*** PROVIDED INFORMATION Section Begins ***

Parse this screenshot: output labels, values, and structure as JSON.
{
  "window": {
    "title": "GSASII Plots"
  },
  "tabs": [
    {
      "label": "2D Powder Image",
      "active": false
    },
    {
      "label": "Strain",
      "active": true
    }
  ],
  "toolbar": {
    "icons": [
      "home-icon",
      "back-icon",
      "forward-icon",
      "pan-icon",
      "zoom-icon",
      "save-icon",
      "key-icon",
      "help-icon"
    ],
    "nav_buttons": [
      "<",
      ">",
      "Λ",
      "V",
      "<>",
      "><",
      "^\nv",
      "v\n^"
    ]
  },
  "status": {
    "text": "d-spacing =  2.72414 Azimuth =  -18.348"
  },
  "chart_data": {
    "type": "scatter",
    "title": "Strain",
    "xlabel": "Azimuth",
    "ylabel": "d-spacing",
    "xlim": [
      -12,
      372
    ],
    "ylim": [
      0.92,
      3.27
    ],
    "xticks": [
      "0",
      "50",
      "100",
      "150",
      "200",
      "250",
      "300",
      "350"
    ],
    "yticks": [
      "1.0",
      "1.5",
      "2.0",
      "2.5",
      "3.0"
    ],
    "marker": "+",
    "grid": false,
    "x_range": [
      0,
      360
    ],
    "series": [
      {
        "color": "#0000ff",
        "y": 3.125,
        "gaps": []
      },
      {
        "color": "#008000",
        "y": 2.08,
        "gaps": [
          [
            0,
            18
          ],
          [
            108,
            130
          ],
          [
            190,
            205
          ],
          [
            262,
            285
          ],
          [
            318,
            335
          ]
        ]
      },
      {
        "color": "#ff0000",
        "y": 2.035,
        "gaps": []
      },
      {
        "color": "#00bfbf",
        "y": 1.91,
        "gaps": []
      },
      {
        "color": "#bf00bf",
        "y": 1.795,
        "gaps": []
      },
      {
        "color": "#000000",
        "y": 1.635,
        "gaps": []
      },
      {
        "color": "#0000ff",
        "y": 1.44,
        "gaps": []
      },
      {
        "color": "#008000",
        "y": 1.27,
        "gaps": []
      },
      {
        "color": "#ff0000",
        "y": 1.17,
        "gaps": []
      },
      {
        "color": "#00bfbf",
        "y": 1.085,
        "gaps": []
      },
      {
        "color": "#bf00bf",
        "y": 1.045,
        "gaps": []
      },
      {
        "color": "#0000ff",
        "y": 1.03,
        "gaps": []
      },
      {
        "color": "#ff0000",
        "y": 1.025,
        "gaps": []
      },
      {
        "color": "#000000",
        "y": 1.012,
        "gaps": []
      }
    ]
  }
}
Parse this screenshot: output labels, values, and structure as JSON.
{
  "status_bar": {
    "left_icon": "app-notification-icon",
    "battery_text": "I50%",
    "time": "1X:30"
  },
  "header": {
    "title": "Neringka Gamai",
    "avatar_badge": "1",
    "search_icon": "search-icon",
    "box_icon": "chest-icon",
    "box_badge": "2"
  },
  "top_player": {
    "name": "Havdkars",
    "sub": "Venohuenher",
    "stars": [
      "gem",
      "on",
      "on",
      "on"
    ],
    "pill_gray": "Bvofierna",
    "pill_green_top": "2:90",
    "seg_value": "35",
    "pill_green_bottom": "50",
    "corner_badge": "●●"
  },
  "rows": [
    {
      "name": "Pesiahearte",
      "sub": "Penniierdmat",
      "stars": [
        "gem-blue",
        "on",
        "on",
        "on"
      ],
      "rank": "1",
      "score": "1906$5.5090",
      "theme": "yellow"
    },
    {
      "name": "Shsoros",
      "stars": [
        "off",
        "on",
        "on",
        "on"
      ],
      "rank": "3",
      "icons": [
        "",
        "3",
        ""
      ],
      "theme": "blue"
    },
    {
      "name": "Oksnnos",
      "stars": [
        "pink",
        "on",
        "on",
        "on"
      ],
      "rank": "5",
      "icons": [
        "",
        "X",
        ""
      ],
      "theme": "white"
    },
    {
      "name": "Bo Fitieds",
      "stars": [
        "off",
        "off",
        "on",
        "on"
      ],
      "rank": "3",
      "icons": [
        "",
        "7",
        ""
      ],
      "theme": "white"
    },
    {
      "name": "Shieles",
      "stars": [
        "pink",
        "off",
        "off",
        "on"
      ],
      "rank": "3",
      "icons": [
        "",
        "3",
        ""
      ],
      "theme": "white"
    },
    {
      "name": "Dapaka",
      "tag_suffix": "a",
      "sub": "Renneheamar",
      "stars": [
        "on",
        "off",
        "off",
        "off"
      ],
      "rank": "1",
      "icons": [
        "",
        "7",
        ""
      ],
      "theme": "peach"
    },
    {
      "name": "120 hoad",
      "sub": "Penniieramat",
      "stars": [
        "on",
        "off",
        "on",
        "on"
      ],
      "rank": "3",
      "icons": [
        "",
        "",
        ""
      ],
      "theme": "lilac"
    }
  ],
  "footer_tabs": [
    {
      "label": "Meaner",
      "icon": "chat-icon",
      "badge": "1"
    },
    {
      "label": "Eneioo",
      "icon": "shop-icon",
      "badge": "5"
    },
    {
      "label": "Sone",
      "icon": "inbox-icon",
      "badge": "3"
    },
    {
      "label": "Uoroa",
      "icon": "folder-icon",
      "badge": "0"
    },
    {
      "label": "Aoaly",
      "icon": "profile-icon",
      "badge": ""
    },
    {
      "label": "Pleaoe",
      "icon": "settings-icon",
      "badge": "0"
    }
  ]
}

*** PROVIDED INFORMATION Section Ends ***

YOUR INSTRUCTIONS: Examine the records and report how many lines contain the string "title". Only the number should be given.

WRITTEN RESPONSE: 3